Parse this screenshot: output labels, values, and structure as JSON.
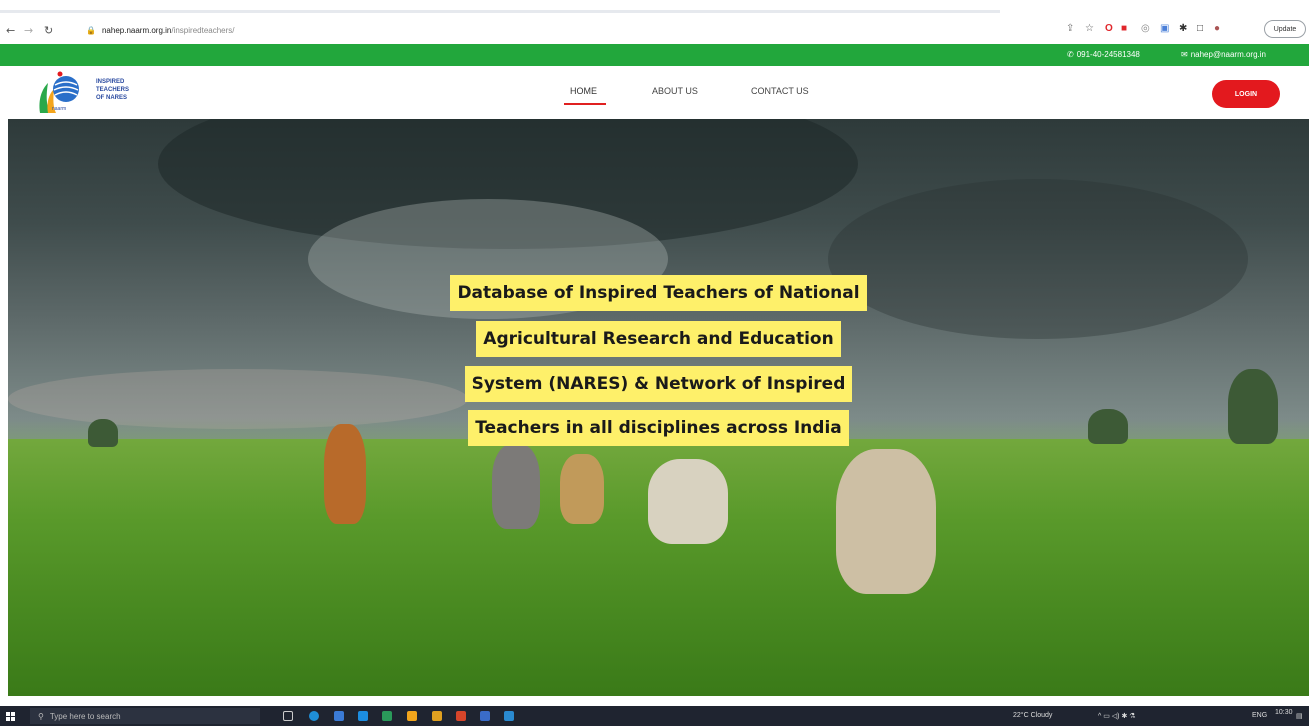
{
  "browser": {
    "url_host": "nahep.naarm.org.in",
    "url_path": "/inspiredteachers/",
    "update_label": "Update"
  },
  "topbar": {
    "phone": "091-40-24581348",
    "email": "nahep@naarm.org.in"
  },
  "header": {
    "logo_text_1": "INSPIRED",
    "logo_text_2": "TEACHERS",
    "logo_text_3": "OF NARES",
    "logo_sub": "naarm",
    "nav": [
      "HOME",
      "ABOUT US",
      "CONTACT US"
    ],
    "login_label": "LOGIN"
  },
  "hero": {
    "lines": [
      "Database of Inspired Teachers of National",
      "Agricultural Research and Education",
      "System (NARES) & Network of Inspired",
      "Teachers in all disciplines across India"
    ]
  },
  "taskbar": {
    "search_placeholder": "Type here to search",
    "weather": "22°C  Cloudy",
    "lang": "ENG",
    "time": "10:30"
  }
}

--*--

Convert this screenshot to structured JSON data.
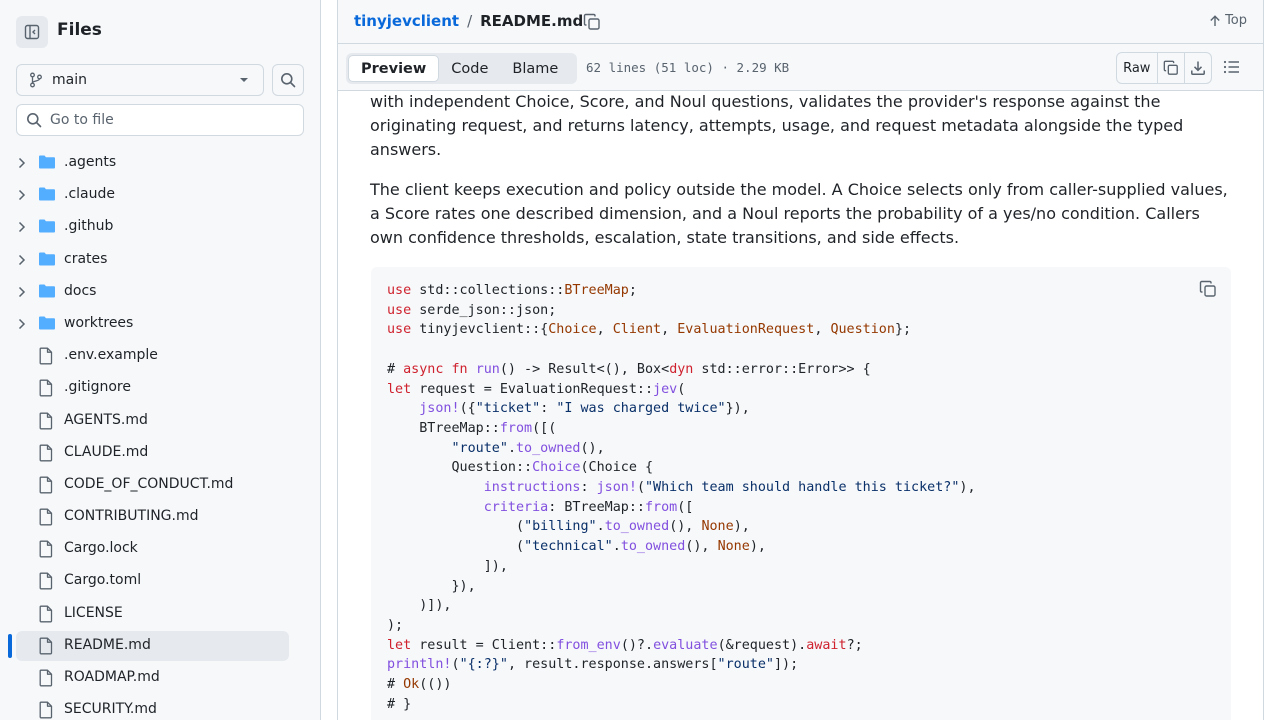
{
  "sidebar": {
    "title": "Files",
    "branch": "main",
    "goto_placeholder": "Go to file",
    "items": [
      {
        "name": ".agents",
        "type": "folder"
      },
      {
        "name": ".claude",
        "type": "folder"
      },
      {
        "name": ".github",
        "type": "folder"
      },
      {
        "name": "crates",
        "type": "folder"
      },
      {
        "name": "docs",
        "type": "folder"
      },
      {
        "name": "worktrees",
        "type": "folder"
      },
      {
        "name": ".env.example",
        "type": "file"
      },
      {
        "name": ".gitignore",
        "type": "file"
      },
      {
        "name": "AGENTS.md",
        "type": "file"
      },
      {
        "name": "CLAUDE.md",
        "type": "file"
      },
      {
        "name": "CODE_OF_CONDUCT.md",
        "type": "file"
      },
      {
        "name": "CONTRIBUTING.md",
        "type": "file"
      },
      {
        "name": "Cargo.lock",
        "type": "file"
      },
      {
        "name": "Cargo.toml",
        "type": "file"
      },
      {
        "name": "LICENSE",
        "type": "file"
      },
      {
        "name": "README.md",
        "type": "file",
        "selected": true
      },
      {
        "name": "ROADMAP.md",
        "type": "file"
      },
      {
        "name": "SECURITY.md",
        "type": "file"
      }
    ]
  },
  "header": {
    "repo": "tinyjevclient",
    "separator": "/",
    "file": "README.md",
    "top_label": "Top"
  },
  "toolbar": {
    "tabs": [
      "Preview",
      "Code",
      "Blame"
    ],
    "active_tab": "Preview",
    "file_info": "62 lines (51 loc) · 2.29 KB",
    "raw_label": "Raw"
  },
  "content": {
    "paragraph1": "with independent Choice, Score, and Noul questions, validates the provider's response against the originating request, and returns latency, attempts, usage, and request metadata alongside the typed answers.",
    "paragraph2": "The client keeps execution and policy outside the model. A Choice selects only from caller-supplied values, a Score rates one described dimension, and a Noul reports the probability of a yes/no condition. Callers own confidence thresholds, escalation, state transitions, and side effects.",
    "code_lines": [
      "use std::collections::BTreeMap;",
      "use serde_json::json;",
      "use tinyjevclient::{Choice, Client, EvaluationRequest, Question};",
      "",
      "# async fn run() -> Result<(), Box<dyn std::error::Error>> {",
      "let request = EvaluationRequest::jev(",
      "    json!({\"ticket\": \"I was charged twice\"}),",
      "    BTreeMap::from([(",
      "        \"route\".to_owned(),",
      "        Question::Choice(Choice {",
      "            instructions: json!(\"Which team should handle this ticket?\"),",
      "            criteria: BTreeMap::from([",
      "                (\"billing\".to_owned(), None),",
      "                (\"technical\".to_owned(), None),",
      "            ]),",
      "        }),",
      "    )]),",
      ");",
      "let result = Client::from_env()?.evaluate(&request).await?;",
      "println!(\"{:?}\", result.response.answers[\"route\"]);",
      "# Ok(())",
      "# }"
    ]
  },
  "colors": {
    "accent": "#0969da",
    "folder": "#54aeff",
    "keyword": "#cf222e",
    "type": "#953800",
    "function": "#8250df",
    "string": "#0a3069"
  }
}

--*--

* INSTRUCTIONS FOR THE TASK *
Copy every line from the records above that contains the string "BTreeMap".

* EXERCISE RESPONSE *
      "use std::collections::BTreeMap;",
      "    BTreeMap::from([(",
      "            criteria: BTreeMap::from([",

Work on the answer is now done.